(Interface dataset entries)
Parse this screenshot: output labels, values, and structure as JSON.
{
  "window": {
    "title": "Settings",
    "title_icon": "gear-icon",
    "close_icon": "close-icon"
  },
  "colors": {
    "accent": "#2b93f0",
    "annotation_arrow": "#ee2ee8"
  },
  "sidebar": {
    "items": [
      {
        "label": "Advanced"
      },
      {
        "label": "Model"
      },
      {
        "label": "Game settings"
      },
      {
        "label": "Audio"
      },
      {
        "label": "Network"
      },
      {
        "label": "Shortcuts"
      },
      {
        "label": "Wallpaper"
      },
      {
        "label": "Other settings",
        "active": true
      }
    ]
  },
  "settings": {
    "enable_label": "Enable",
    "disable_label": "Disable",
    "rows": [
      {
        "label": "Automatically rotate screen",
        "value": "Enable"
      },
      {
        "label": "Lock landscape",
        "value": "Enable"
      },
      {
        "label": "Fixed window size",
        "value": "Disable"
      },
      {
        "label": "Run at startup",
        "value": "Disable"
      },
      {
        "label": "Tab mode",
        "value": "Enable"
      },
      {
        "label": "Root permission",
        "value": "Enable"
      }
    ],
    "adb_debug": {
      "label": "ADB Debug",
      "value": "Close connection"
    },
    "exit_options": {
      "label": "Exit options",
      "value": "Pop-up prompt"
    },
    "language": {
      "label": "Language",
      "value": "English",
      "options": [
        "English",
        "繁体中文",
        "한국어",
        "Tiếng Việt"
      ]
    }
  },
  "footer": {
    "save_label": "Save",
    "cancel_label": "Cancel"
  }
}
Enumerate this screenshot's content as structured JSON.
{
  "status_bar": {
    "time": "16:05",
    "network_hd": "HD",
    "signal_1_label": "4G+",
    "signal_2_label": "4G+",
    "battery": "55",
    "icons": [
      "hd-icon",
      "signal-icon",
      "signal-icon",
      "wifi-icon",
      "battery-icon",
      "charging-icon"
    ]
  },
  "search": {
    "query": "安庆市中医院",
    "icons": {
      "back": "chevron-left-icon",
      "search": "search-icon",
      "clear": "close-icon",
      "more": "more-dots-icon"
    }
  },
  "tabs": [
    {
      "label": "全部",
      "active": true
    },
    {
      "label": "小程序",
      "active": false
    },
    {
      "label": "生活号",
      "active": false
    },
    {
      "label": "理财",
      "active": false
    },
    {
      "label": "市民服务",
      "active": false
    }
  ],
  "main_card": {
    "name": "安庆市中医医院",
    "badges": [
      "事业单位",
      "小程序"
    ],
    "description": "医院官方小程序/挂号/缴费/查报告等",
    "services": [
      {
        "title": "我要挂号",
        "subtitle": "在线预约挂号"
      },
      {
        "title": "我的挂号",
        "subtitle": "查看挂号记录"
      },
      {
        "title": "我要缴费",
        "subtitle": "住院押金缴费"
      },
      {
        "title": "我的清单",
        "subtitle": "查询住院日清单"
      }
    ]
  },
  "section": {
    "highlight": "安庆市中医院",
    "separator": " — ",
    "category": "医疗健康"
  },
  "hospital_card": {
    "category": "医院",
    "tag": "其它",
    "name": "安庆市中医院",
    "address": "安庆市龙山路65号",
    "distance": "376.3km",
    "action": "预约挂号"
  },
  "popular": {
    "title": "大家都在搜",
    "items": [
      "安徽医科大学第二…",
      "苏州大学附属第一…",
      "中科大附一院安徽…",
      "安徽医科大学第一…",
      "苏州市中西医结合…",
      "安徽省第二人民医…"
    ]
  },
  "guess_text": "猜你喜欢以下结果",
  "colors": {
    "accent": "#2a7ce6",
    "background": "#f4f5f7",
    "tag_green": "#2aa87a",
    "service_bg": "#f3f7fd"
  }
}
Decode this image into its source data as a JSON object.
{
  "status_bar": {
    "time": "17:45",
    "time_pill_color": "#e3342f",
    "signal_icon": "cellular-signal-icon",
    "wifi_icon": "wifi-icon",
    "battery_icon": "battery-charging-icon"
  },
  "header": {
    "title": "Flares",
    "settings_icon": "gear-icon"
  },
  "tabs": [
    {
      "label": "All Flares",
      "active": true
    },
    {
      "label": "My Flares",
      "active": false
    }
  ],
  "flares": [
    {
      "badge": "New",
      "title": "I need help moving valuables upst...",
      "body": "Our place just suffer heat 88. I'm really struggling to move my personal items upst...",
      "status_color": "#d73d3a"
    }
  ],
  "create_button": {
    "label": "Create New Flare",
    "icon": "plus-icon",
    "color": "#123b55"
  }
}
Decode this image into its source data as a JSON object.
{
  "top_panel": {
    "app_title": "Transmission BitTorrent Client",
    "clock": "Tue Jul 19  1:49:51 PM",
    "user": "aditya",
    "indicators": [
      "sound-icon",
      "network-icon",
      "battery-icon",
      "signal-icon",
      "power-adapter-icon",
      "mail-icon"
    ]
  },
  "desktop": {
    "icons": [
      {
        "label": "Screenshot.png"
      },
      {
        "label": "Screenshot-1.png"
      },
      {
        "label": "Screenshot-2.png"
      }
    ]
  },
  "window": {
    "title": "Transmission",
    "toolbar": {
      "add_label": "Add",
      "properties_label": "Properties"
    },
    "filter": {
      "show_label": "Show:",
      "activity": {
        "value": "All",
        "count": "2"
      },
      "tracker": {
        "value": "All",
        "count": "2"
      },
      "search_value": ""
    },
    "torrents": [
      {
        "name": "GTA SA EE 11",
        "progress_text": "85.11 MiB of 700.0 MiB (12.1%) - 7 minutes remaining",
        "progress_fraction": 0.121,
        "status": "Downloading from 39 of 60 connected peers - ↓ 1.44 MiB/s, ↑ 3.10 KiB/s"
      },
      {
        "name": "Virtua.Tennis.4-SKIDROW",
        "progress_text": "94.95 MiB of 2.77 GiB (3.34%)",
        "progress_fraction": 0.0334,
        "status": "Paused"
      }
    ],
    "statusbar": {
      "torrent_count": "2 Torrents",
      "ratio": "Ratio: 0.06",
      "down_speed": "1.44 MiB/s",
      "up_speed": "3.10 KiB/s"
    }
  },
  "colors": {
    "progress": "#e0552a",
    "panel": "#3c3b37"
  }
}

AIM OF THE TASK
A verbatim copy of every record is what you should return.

REPLY TO THE EXERCISE
Parse this screenshot: output labels, values, and structure as JSON.
{
  "window": {
    "title": "Settings",
    "title_icon": "gear-icon",
    "close_icon": "close-icon"
  },
  "colors": {
    "accent": "#2b93f0",
    "annotation_arrow": "#ee2ee8"
  },
  "sidebar": {
    "items": [
      {
        "label": "Advanced"
      },
      {
        "label": "Model"
      },
      {
        "label": "Game settings"
      },
      {
        "label": "Audio"
      },
      {
        "label": "Network"
      },
      {
        "label": "Shortcuts"
      },
      {
        "label": "Wallpaper"
      },
      {
        "label": "Other settings",
        "active": true
      }
    ]
  },
  "settings": {
    "enable_label": "Enable",
    "disable_label": "Disable",
    "rows": [
      {
        "label": "Automatically rotate screen",
        "value": "Enable"
      },
      {
        "label": "Lock landscape",
        "value": "Enable"
      },
      {
        "label": "Fixed window size",
        "value": "Disable"
      },
      {
        "label": "Run at startup",
        "value": "Disable"
      },
      {
        "label": "Tab mode",
        "value": "Enable"
      },
      {
        "label": "Root permission",
        "value": "Enable"
      }
    ],
    "adb_debug": {
      "label": "ADB Debug",
      "value": "Close connection"
    },
    "exit_options": {
      "label": "Exit options",
      "value": "Pop-up prompt"
    },
    "language": {
      "label": "Language",
      "value": "English",
      "options": [
        "English",
        "繁体中文",
        "한국어",
        "Tiếng Việt"
      ]
    }
  },
  "footer": {
    "save_label": "Save",
    "cancel_label": "Cancel"
  }
}
Enumerate this screenshot's content as structured JSON.
{
  "status_bar": {
    "time": "16:05",
    "network_hd": "HD",
    "signal_1_label": "4G+",
    "signal_2_label": "4G+",
    "battery": "55",
    "icons": [
      "hd-icon",
      "signal-icon",
      "signal-icon",
      "wifi-icon",
      "battery-icon",
      "charging-icon"
    ]
  },
  "search": {
    "query": "安庆市中医院",
    "icons": {
      "back": "chevron-left-icon",
      "search": "search-icon",
      "clear": "close-icon",
      "more": "more-dots-icon"
    }
  },
  "tabs": [
    {
      "label": "全部",
      "active": true
    },
    {
      "label": "小程序",
      "active": false
    },
    {
      "label": "生活号",
      "active": false
    },
    {
      "label": "理财",
      "active": false
    },
    {
      "label": "市民服务",
      "active": false
    }
  ],
  "main_card": {
    "name": "安庆市中医医院",
    "badges": [
      "事业单位",
      "小程序"
    ],
    "description": "医院官方小程序/挂号/缴费/查报告等",
    "services": [
      {
        "title": "我要挂号",
        "subtitle": "在线预约挂号"
      },
      {
        "title": "我的挂号",
        "subtitle": "查看挂号记录"
      },
      {
        "title": "我要缴费",
        "subtitle": "住院押金缴费"
      },
      {
        "title": "我的清单",
        "subtitle": "查询住院日清单"
      }
    ]
  },
  "section": {
    "highlight": "安庆市中医院",
    "separator": " — ",
    "category": "医疗健康"
  },
  "hospital_card": {
    "category": "医院",
    "tag": "其它",
    "name": "安庆市中医院",
    "address": "安庆市龙山路65号",
    "distance": "376.3km",
    "action": "预约挂号"
  },
  "popular": {
    "title": "大家都在搜",
    "items": [
      "安徽医科大学第二…",
      "苏州大学附属第一…",
      "中科大附一院安徽…",
      "安徽医科大学第一…",
      "苏州市中西医结合…",
      "安徽省第二人民医…"
    ]
  },
  "guess_text": "猜你喜欢以下结果",
  "colors": {
    "accent": "#2a7ce6",
    "background": "#f4f5f7",
    "tag_green": "#2aa87a",
    "service_bg": "#f3f7fd"
  }
}
Decode this image into its source data as a JSON object.
{
  "status_bar": {
    "time": "17:45",
    "time_pill_color": "#e3342f",
    "signal_icon": "cellular-signal-icon",
    "wifi_icon": "wifi-icon",
    "battery_icon": "battery-charging-icon"
  },
  "header": {
    "title": "Flares",
    "settings_icon": "gear-icon"
  },
  "tabs": [
    {
      "label": "All Flares",
      "active": true
    },
    {
      "label": "My Flares",
      "active": false
    }
  ],
  "flares": [
    {
      "badge": "New",
      "title": "I need help moving valuables upst...",
      "body": "Our place just suffer heat 88. I'm really struggling to move my personal items upst...",
      "status_color": "#d73d3a"
    }
  ],
  "create_button": {
    "label": "Create New Flare",
    "icon": "plus-icon",
    "color": "#123b55"
  }
}
Decode this image into its source data as a JSON object.
{
  "top_panel": {
    "app_title": "Transmission BitTorrent Client",
    "clock": "Tue Jul 19  1:49:51 PM",
    "user": "aditya",
    "indicators": [
      "sound-icon",
      "network-icon",
      "battery-icon",
      "signal-icon",
      "power-adapter-icon",
      "mail-icon"
    ]
  },
  "desktop": {
    "icons": [
      {
        "label": "Screenshot.png"
      },
      {
        "label": "Screenshot-1.png"
      },
      {
        "label": "Screenshot-2.png"
      }
    ]
  },
  "window": {
    "title": "Transmission",
    "toolbar": {
      "add_label": "Add",
      "properties_label": "Properties"
    },
    "filter": {
      "show_label": "Show:",
      "activity": {
        "value": "All",
        "count": "2"
      },
      "tracker": {
        "value": "All",
        "count": "2"
      },
      "search_value": ""
    },
    "torrents": [
      {
        "name": "GTA SA EE 11",
        "progress_text": "85.11 MiB of 700.0 MiB (12.1%) - 7 minutes remaining",
        "progress_fraction": 0.121,
        "status": "Downloading from 39 of 60 connected peers - ↓ 1.44 MiB/s, ↑ 3.10 KiB/s"
      },
      {
        "name": "Virtua.Tennis.4-SKIDROW",
        "progress_text": "94.95 MiB of 2.77 GiB (3.34%)",
        "progress_fraction": 0.0334,
        "status": "Paused"
      }
    ],
    "statusbar": {
      "torrent_count": "2 Torrents",
      "ratio": "Ratio: 0.06",
      "down_speed": "1.44 MiB/s",
      "up_speed": "3.10 KiB/s"
    }
  },
  "colors": {
    "progress": "#e0552a",
    "panel": "#3c3b37"
  }
}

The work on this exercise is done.